- Work item -
In the entries, find all lines that hold the word "Term" and copy them.
-.-.-
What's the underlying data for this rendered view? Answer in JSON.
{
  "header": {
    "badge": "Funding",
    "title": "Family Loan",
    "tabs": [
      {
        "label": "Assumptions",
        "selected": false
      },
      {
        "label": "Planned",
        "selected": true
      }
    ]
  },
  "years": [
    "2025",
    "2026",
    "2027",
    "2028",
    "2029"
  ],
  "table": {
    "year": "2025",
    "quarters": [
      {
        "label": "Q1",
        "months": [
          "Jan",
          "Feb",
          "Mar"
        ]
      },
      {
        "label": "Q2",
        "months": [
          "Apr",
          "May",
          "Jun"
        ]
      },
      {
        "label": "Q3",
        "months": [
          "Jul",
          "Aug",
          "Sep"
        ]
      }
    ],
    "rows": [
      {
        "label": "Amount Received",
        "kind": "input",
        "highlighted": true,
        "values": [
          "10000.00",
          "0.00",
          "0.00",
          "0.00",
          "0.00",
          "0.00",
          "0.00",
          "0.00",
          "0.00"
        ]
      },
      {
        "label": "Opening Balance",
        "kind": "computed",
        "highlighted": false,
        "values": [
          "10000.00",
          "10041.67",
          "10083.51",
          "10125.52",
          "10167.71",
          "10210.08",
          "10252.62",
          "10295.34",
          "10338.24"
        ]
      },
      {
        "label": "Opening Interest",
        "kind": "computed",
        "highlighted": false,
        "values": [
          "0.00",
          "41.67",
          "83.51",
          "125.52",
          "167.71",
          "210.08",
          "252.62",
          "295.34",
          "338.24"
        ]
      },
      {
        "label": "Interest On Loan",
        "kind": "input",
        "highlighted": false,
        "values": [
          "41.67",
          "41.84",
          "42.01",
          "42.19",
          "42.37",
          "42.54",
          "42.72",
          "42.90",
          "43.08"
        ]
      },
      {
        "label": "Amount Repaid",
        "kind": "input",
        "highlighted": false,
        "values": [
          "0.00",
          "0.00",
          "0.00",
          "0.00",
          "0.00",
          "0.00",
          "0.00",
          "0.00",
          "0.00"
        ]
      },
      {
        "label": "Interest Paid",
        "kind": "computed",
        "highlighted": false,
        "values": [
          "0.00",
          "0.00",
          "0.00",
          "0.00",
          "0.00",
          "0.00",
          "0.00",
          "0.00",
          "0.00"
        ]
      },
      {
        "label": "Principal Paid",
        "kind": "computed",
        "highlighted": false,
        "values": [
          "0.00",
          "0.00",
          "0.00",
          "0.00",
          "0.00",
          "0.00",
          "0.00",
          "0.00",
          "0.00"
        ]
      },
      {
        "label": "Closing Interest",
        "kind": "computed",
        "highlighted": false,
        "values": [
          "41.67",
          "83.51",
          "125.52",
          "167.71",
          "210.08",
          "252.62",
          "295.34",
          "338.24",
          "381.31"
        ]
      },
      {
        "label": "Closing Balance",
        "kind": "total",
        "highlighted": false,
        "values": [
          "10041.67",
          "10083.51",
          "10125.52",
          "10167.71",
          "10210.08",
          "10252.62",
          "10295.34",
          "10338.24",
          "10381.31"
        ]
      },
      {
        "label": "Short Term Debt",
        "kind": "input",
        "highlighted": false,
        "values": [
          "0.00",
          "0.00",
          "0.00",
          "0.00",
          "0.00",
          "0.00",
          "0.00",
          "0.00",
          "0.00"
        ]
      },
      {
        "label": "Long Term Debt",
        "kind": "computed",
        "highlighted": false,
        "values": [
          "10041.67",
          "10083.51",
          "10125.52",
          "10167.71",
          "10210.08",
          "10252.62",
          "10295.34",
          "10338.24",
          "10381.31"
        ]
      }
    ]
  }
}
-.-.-
- Final answer -
        "label": "Short Term Debt",
        "label": "Long Term Debt",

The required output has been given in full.